What Can Go Wrong With DNA Evidence?
If there's apparent DNA "proof" being used against you, part of your defense should include an investigation into whether accepted standards were followed in collecting and processing the DNA evidence.Use These Stringent Standards to Your Advantage
Here's the truth about DNA—it doesn't paint a complete picture.
There are many variables that make DNA strong and persuasive evidence, which some think of as the gold standard. On the other hand, there's a wealth of potential obstacles that can lead to DNA becoming contaminated or blemished.
In defending yourself against these life-ruining allegations, you should distrust DNA evidence against you. Understanding the steps involved in validating these samples is crucial to your cause.
Before we explain some of these best practices, keep in mind that we’re only presenting examples, and really this only scratches the surface. The guidelines referenced here come from "The Biological Evidence Preservation Handbook" published by the National Institute of Justice.Best Practices for Packaging in Containers
First, it's suggested that paper bags, manila envelopes, and cardboard boxes are used for biological evidence. Really, anything with porous materials will do. It's then recommended that for extra padding in the evidence container, butcher or art paper should be used for wrapping.
The evidence container must be sealed to prevent cross-transfer, loss, contamination, or deleterious change.
Lastly, sealing must be done to cause apparent damage or change in appearance if it's opened. This is done as a security measure.Best Practices for Packaging Items
First and foremost, everything should be separately bagged to avoid cross-contamination.
In the case of wet evidence that you can't dry, after placing it into the requisite container (discussed above), it must be placed in a fridge. The temperature of this fridge must be between 2 °C to 8 °C (or, 35 °F to 46 °F).
The evidence also can't be placed in any spot with access to direct sunlight until it can be dried or submitted to the lab.
All pieces of DNA evidence must have their integrity upheld through the documentation of the packaging—meaning seals, tags, labels, and markings used by all involved must be preserved.
When sealing the packages, staples aren't an ideal practice. Instead, each package of evidence must be sealed with tape, heat seals, or gum seals. The sealer's identification or initials and the date must be marked across the seal.
As far as packaging goes, this isn't even the whole picture. It's an incredibly extensive process with complicated documentation procedures.Why Are Practices So Stringent?

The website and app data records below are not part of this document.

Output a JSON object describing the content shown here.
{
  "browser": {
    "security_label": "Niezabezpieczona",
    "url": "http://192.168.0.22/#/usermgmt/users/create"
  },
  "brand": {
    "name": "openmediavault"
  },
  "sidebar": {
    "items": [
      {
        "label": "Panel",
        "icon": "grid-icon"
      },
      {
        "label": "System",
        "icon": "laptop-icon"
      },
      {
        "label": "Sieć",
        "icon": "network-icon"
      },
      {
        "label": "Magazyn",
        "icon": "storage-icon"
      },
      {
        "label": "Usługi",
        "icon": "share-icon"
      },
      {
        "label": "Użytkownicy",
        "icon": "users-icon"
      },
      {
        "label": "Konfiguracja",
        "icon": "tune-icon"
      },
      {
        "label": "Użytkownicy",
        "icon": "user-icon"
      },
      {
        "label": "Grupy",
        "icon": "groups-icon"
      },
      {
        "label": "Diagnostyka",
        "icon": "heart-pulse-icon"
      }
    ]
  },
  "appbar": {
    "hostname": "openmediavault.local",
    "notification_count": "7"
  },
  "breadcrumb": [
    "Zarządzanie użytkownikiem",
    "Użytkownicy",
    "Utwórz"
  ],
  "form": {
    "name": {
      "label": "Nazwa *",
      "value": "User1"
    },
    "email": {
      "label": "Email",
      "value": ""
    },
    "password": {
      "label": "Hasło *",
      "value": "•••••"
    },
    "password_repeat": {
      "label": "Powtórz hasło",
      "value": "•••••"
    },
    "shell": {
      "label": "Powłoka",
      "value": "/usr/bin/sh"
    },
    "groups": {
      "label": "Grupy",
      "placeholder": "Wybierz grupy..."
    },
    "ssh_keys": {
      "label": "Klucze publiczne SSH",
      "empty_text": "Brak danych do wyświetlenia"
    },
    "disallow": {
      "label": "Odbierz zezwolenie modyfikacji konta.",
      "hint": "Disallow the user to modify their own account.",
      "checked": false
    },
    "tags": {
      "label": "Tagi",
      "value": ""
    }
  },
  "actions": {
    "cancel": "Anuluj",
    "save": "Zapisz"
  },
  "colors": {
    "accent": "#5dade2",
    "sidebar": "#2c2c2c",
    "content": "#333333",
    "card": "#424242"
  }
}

These guidelines are so strict and rigorous because there are collection methods that promote the growth of bacteria and mold on the evidence. There are also the pressing needs to prevent both cross-contamination and evidence tampering.Discrediting This Evidence
The primary purpose of showing you these rules is to give you a direct lens into how stringent DNA evidence collection can and should be.
In crafting your defense, you want to do what you can to ensure these standards were meticulously followed. It's up to law enforcement to do their job correctly for evidence to be valid.
You don't deserve to have your name on the Child Abuse Central Index after an officer or lab technician failed to seal packaging correctly or didn't take the time to document appropriately.
By way of another example, if the DNA evidence against you is kept in a room by a police department where all employees can access a short-term storage solution.
This may bring the integrity of the sample into question, as relating to the chain of custody. It can also lead to the commingling or cross-contamination of the evidence.
If anyone but the submitting and property officers have access to the evidence, it may be susceptible to being discredited.Conclusion
All is not lost if DNA evidence is used against you. There are plenty of things that can go wrong. We hope that this has given you some confidence in your chances to overcome these accusations.